▶ _Aim of the exercise_:
Tally the lines in the data below where the word "perf" appears, and give the tally alone.

▶ _Component data from apps and pages_:
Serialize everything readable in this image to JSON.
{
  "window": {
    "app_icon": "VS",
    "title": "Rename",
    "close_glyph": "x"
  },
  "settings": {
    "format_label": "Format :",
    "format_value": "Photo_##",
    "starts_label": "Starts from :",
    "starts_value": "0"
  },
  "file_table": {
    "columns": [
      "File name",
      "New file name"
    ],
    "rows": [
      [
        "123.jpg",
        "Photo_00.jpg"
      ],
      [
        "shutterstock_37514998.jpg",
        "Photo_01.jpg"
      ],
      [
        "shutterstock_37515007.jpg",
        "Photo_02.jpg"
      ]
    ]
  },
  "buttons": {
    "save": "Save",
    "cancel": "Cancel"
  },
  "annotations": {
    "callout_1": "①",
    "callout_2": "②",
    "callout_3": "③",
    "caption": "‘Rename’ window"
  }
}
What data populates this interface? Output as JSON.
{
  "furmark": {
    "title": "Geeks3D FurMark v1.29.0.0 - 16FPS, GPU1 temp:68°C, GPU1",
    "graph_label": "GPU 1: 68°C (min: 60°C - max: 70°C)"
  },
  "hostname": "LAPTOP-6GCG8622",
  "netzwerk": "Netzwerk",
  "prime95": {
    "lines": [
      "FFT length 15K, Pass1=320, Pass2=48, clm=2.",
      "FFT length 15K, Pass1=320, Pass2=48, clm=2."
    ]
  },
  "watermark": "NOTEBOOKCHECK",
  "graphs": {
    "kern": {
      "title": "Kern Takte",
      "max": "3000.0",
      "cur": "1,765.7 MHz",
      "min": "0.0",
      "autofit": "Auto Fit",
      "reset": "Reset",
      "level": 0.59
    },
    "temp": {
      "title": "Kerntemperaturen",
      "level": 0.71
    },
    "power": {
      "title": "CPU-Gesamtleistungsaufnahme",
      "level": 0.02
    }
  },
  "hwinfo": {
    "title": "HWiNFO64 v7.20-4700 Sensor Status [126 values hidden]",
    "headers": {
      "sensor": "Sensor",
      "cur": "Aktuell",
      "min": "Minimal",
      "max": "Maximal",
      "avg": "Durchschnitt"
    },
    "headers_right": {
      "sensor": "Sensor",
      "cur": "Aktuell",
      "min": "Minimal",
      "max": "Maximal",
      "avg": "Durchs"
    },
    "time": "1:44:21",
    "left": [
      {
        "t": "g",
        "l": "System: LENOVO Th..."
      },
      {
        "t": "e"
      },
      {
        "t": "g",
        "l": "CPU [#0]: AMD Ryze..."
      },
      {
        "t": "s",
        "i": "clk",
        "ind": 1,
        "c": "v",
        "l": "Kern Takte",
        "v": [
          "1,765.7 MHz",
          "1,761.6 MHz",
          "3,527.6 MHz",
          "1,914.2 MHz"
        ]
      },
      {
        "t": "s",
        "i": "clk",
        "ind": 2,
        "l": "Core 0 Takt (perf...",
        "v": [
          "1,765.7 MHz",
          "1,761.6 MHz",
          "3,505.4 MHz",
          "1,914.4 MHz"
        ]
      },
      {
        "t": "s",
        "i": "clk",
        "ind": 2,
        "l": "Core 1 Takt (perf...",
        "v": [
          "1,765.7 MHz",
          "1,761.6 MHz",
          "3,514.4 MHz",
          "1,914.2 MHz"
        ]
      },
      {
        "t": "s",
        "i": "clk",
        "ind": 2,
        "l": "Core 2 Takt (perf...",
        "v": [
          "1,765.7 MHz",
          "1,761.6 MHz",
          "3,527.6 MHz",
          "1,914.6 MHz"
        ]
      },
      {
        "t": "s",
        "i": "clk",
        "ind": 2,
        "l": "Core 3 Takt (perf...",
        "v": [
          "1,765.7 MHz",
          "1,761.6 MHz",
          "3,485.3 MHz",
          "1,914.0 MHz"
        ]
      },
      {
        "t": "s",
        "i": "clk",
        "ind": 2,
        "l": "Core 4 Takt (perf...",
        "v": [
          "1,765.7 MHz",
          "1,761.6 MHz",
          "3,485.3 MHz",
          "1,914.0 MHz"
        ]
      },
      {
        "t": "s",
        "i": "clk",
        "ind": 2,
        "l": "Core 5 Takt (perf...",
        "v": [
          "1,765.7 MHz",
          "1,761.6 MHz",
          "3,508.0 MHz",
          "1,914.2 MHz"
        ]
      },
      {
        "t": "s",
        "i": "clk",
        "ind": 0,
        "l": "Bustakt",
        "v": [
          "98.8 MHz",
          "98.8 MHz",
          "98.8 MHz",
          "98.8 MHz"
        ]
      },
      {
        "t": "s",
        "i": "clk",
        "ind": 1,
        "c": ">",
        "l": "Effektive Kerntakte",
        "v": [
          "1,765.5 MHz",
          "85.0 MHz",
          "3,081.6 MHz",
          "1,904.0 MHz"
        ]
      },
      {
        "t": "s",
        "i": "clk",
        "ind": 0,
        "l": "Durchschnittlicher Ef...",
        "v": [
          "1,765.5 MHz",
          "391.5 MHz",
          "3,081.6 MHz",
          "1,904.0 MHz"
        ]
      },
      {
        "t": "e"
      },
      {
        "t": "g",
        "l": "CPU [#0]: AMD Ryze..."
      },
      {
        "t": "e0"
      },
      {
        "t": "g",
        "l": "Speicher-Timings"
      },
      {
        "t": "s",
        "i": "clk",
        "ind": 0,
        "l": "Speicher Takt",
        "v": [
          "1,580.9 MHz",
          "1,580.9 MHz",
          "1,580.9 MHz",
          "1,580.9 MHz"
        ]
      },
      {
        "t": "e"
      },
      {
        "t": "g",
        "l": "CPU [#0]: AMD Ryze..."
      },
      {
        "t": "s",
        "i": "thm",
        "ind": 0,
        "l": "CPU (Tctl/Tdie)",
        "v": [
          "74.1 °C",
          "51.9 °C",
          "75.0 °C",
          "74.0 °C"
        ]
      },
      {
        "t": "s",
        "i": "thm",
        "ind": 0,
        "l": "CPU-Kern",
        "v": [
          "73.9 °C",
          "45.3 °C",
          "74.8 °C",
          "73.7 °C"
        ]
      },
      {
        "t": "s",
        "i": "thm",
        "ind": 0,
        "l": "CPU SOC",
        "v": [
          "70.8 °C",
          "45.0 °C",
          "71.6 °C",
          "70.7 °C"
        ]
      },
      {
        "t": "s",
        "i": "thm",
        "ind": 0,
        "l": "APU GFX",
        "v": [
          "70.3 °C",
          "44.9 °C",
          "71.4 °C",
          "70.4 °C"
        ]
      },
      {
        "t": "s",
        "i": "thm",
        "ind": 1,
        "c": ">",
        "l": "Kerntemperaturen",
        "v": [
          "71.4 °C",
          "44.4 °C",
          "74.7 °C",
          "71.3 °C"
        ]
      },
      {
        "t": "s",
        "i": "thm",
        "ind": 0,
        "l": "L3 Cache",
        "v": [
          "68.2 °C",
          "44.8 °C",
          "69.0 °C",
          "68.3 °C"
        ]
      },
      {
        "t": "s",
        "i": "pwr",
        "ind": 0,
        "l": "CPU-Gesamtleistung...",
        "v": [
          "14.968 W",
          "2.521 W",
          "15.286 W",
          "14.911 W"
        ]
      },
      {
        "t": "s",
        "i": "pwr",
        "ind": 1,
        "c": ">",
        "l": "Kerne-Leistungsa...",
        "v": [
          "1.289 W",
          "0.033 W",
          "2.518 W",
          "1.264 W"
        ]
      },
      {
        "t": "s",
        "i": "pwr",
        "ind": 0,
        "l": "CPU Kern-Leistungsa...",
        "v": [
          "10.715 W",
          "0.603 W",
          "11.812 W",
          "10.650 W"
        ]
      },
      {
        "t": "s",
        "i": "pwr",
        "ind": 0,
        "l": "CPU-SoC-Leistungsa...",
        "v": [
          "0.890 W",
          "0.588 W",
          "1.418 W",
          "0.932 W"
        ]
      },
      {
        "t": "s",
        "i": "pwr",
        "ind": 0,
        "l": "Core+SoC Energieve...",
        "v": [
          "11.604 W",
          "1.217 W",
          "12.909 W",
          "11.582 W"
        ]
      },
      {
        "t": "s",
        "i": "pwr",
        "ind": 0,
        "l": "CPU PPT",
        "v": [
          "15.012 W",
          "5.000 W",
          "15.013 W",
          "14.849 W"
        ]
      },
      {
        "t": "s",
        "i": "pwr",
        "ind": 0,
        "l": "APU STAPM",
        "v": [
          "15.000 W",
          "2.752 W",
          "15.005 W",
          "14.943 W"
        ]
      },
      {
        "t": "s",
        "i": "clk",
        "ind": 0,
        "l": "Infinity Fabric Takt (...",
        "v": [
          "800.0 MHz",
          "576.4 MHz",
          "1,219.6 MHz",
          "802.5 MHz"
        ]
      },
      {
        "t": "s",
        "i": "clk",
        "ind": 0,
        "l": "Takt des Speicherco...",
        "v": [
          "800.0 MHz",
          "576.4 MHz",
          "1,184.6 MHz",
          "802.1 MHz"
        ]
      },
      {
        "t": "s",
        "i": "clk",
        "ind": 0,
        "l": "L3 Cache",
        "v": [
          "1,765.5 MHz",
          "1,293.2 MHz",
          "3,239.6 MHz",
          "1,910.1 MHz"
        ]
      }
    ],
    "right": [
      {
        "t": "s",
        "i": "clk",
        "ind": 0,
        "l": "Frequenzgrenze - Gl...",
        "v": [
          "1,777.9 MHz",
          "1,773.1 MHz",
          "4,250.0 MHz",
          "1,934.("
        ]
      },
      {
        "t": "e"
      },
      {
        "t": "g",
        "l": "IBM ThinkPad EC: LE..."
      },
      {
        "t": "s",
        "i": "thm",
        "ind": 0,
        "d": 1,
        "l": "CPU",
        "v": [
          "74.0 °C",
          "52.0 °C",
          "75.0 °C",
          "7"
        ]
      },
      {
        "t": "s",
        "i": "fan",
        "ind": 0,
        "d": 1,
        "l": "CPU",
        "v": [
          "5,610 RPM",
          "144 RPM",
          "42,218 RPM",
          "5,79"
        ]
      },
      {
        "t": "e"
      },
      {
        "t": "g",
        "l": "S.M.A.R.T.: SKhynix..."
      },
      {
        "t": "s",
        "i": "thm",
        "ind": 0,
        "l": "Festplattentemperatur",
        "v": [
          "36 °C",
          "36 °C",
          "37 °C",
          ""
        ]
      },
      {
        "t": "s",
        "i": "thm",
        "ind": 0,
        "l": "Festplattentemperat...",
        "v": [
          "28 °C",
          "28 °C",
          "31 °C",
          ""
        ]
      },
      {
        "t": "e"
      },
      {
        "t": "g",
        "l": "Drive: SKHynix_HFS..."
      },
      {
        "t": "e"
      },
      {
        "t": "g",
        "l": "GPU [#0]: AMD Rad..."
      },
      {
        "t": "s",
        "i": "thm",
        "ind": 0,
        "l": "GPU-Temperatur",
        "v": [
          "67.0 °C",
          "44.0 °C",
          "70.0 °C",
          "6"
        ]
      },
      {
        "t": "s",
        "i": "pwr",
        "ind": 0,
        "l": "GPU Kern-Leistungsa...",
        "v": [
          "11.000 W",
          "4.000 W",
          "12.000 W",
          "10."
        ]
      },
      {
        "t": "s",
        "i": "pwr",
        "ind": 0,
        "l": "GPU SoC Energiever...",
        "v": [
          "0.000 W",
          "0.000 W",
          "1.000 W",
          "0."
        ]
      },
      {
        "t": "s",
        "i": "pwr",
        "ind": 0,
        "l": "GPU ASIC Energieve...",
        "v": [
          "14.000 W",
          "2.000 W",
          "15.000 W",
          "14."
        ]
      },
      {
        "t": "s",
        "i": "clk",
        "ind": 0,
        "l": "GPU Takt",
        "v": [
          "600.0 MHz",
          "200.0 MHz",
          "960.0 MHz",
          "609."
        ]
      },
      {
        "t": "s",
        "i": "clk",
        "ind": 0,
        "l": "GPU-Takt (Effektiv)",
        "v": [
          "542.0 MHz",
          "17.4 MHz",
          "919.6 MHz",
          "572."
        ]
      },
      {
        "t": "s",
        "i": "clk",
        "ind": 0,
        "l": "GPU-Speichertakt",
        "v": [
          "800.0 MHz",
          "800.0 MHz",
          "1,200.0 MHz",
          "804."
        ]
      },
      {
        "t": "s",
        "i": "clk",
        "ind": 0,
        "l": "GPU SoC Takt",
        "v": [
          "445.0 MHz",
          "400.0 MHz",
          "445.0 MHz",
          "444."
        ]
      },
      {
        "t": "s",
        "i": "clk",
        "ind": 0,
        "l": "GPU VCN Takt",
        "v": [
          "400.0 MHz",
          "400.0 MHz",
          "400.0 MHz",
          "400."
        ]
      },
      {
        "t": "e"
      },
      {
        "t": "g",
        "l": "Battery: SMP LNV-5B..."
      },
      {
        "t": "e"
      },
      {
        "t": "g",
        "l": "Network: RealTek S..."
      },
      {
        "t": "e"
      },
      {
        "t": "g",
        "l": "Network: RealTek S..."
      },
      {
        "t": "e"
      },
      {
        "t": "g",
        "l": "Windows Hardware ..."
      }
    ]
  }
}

▶ _Problem solution_:
6